Johnston County defines a frequent 9-1-1 caller as someone who dials more than four times in a month. Holloman said the top 25 callers dialed the 9-1-1 center between five and 37 times in 30 days.
“Clearly there is a need there that is not being met,” Holloman said.
The paramedics will also visit recently discharged hospital patients who are likely to be readmitted within 30 days.
“That includes heart-failure patients, chronic pulmonary disease patients and those with diabetes,” Holloman said.
Comparing the community paramedic program to community policing initiatives, Holloman said the goal is to reduce EMS transports and the readmission of hospital patients by 20 percent.
In addition to meeting a patient’s needs at home, Johnston County EMS will benefit from the preventive program by keeping its ambulances reserved for acute emergencies. Also, reducing repeat trips could also save the county money on fuel and other costs.
For Johnston Health, which partnered with county EMS leaders to apply for the Duke Endowment grant, the in-home care could help the hospital meet a growing responsibility after patients leave its doors. Changes driven by the Affordable Care Act and Centers for Medicare and Medicaid Services (CMS) are holding hospitals accountable for a longer period of time after patients go home.
The community paramedic program can help mitigate “avoidable readmissions,” meaning those that could most likely be prevented through proper treatment at home, said Beverly Legath, Johnston Health’s director of case management.
Legath said some discharged patients who are home-bound qualify for home health care, and a CMS grant is helping Johnston Health pay for transition coaches.

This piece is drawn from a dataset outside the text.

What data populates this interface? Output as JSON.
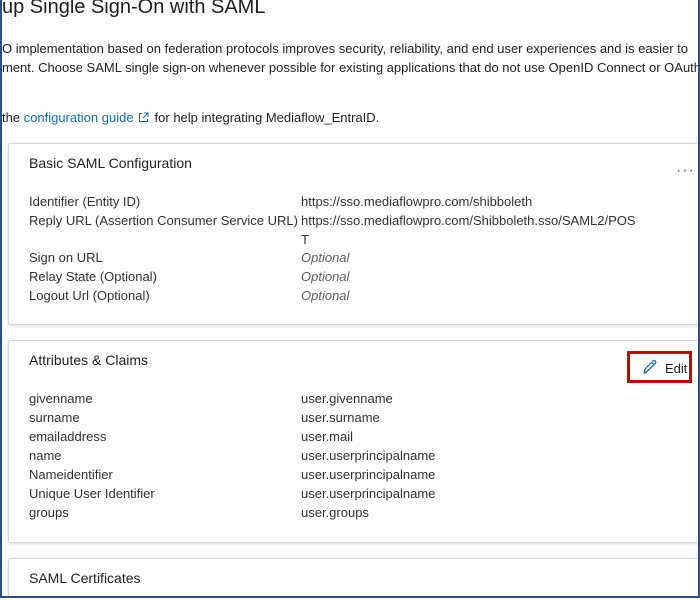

The community paramedic program will add another way for patients to get help at home, she said.
“These patients have medically and socially complex needs and live at home,” Legath said. “They feel they have no health-care options other than emergency services.
“The community paramedic program can begin to address their medical and social needs in a cost-effective way that promotes better use of health-care resources.”
The Johnston County Board of Commissioners agreed to use the grant to move two paramedics to the new community roles. Holloman said the county will fill those paramedic vacancies with part-time staff.
When the grant funding runs out, or if the county wants to end the program, the two paramedics in the community positions would return to their prior roles.
Johnston Health Chief Executive Chuck Elliott said a committee of EMS staff, hospital leaders and other officials will administer the grant, meeting quarterly to make sure the program is meeting its objectives.
Holloman said he hopes to have the paramedics trained and on the road by early June.